=== Begin Enclosure ===

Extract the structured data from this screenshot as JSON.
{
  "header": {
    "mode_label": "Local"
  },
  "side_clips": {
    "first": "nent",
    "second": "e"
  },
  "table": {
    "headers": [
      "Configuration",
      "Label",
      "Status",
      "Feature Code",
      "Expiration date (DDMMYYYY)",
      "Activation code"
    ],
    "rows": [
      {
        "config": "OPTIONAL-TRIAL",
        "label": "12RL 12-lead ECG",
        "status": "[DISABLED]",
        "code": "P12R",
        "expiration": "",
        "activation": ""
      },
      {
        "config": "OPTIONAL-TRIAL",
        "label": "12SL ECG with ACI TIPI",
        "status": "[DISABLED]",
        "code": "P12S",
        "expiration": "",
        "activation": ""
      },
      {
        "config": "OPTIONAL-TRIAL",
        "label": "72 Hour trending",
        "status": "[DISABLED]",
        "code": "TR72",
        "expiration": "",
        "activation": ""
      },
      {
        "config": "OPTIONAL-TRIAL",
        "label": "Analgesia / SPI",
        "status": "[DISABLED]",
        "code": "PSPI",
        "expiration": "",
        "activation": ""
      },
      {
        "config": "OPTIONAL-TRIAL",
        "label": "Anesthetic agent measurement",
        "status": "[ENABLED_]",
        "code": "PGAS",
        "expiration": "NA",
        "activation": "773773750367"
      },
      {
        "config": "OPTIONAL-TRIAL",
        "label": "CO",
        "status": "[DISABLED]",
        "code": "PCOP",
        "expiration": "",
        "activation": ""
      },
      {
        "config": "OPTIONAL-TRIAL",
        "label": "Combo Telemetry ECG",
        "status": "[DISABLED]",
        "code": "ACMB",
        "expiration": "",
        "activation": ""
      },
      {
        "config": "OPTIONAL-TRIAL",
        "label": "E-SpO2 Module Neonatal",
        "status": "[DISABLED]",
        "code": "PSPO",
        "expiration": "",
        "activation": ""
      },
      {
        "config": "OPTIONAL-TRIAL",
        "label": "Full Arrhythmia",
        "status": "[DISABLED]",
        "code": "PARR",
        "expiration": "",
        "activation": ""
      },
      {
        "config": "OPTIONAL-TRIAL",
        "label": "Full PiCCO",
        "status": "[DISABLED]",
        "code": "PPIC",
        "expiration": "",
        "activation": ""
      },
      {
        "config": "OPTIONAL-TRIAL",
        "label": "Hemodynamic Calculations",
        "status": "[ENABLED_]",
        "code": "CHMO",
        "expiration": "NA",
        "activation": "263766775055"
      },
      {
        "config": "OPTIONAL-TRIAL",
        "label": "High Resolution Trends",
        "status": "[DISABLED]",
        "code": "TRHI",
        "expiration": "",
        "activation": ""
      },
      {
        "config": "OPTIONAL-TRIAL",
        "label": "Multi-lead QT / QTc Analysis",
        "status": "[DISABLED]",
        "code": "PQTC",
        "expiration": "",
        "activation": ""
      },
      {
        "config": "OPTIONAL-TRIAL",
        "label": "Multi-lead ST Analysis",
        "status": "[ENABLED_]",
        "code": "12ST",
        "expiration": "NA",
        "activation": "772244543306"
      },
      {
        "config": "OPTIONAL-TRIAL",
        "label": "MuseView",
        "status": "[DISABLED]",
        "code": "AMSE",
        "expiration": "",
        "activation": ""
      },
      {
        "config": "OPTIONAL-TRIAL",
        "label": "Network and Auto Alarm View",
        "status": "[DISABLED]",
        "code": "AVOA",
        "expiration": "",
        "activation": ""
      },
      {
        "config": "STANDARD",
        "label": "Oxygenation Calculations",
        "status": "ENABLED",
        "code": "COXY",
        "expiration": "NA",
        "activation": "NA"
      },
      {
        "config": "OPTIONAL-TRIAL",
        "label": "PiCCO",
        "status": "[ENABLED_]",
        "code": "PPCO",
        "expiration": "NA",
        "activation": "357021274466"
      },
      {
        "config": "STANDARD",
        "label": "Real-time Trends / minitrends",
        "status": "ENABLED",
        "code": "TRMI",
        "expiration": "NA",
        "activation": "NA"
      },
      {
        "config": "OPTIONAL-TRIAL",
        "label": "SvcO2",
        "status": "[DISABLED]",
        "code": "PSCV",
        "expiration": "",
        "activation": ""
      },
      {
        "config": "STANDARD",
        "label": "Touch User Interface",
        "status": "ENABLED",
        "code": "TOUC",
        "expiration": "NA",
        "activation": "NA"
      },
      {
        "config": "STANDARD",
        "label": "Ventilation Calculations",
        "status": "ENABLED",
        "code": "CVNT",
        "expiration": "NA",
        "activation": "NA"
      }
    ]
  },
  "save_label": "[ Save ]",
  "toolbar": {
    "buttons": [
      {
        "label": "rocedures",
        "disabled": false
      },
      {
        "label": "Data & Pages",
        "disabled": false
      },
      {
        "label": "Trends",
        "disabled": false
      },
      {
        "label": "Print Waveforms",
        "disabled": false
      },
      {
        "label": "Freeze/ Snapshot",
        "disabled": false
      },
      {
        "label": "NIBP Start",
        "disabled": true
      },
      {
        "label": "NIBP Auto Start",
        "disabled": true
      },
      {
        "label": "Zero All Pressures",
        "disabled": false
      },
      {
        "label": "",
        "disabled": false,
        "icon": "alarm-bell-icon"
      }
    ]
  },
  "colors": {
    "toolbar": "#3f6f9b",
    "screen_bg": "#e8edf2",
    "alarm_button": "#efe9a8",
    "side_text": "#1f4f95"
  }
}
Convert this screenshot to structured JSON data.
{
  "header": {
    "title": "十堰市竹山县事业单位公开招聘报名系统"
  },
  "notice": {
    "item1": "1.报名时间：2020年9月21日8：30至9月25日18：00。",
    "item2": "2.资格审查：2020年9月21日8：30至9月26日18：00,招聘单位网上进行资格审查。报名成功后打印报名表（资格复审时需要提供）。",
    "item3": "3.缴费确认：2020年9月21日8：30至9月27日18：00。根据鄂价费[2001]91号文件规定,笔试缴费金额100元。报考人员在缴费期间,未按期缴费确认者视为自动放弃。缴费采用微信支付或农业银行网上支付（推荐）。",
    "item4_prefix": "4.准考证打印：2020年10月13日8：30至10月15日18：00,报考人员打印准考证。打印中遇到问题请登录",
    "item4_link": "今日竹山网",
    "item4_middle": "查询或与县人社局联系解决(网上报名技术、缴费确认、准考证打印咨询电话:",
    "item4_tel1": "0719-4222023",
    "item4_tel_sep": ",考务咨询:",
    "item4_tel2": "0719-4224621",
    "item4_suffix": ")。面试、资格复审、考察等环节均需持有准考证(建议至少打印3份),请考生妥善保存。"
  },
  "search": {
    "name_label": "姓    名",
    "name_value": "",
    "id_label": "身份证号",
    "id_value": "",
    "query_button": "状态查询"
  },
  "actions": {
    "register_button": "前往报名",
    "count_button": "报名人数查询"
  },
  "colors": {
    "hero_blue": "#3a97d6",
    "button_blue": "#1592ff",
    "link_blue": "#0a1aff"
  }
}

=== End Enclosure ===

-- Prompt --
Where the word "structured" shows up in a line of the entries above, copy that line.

-- Written solution --
Extract the structured data from this screenshot as JSON.
Convert this screenshot to structured JSON data.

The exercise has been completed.